*THE PROBLEM:* Every line with the string "your" should be copied from the data.

Website and app data records:
####
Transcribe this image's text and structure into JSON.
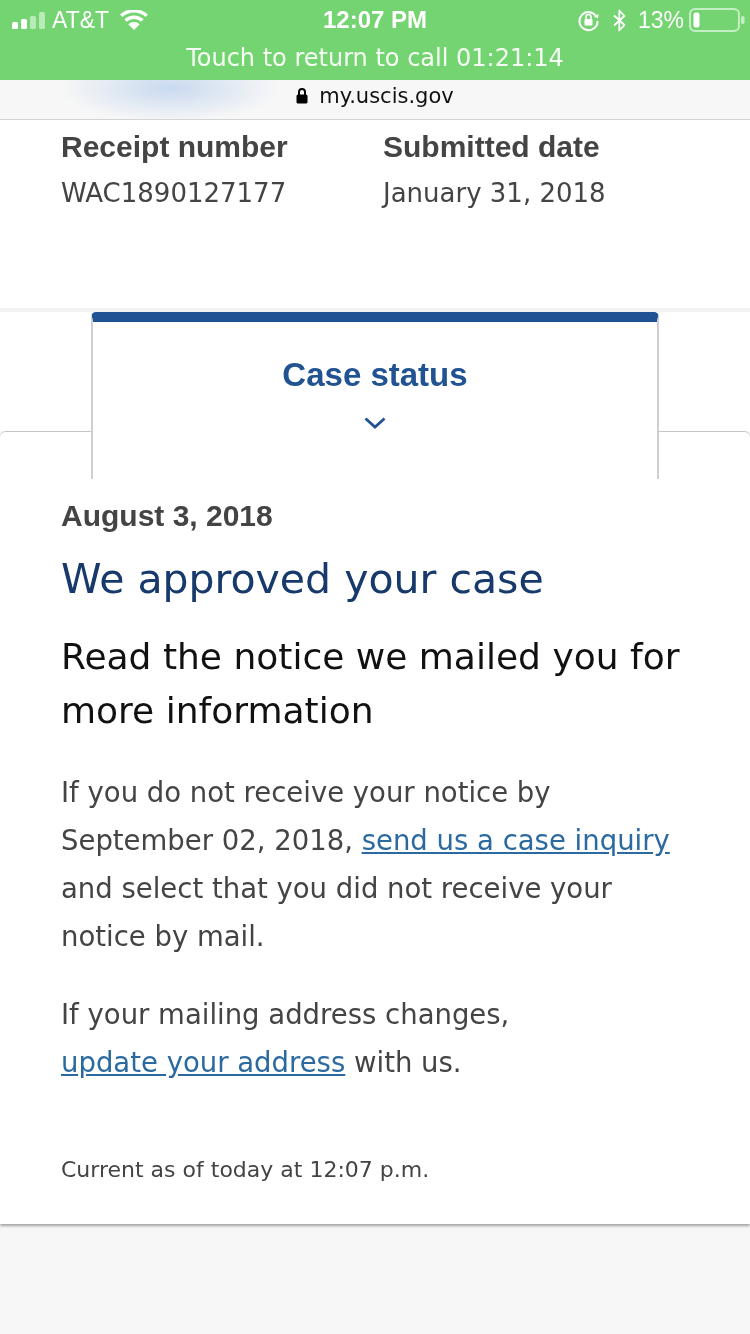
{
  "status_bar": {
    "carrier": "AT&T",
    "time": "12:07 PM",
    "battery_percent": "13%",
    "call_banner": "Touch to return to call 01:21:14"
  },
  "address_bar": {
    "url": "my.uscis.gov"
  },
  "case_summary": [
    {
      "label": "Receipt number",
      "value": "WAC1890127177"
    },
    {
      "label": "Submitted date",
      "value": "January 31, 2018"
    }
  ],
  "tabs": [
    {
      "label": "Case status",
      "selected": true
    }
  ],
  "case_status": {
    "date": "August 3, 2018",
    "title": "We approved your case",
    "subtitle": "Read the notice we mailed you for more information",
    "paragraphs": [
      [
        {
          "kind": "text",
          "text": "If you do not receive your notice by September 02, 2018, "
        },
        {
          "kind": "link",
          "text": "send us a case inquiry"
        },
        {
          "kind": "text",
          "text": " and select that you did not receive your notice by mail."
        }
      ],
      [
        {
          "kind": "text",
          "text": "If your mailing address changes, "
        },
        {
          "kind": "link",
          "text": "update your address"
        },
        {
          "kind": "text",
          "text": " with us."
        }
      ]
    ],
    "updated": "Current as of today at 12:07 p.m."
  }
}
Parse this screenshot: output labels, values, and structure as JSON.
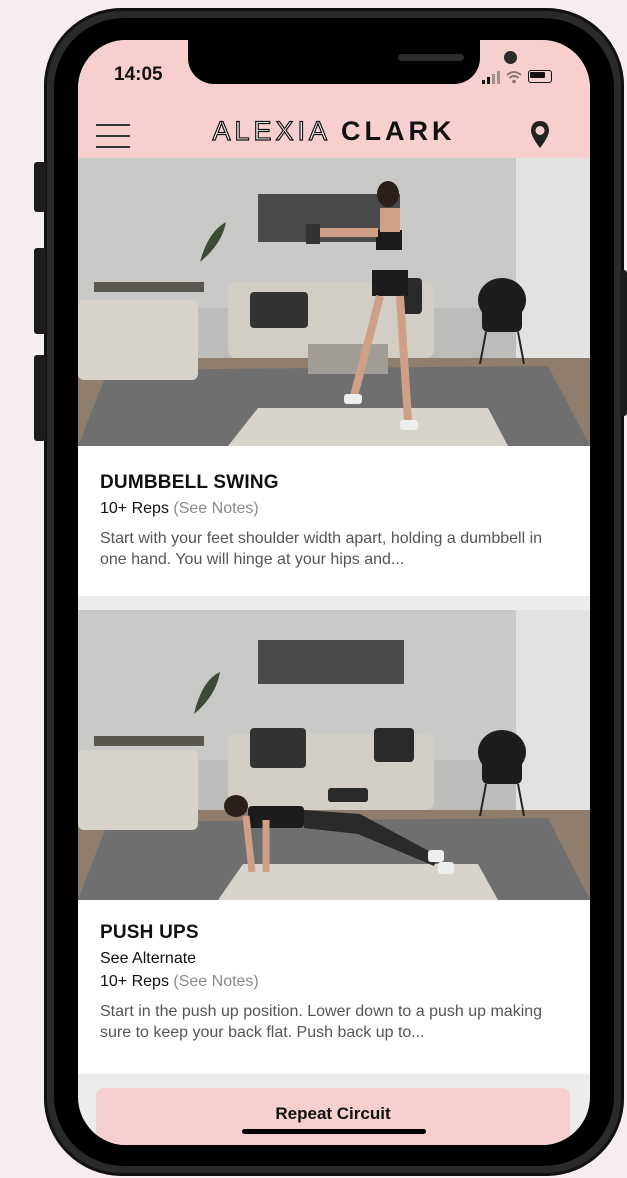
{
  "status_bar": {
    "time": "14:05"
  },
  "header": {
    "brand_light": "ALEXIA",
    "brand_bold": "CLARK"
  },
  "icons": {
    "menu": "hamburger-menu-icon",
    "location": "location-pin-icon"
  },
  "exercises": [
    {
      "title": "DUMBBELL SWING",
      "alternate": null,
      "reps": "10+ Reps",
      "notes": "(See Notes)",
      "description": "Start with your feet shoulder width apart, holding a dumbbell in one hand. You will hinge at your hips and..."
    },
    {
      "title": "PUSH UPS",
      "alternate": "See Alternate",
      "reps": "10+ Reps",
      "notes": "(See Notes)",
      "description": "Start in the push up position. Lower down to a push up making sure to keep your back flat. Push back up to..."
    }
  ],
  "actions": {
    "repeat_label": "Repeat Circuit"
  },
  "colors": {
    "accent_pink": "#f7cfcf",
    "background": "#f6eeee"
  }
}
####
*ANSWER BOX:*
    "title": "We approved your case",
          "text": "If you do not receive your notice by September 02, 2018, "
          "text": " and select that you did not receive your notice by mail."
          "text": "If your mailing address changes, "
          "text": "update your address"
      "description": "Start with your feet shoulder width apart, holding a dumbbell in one hand. You will hinge at your hips and..."
      "description": "Start in the push up position. Lower down to a push up making sure to keep your back flat. Push back up to..."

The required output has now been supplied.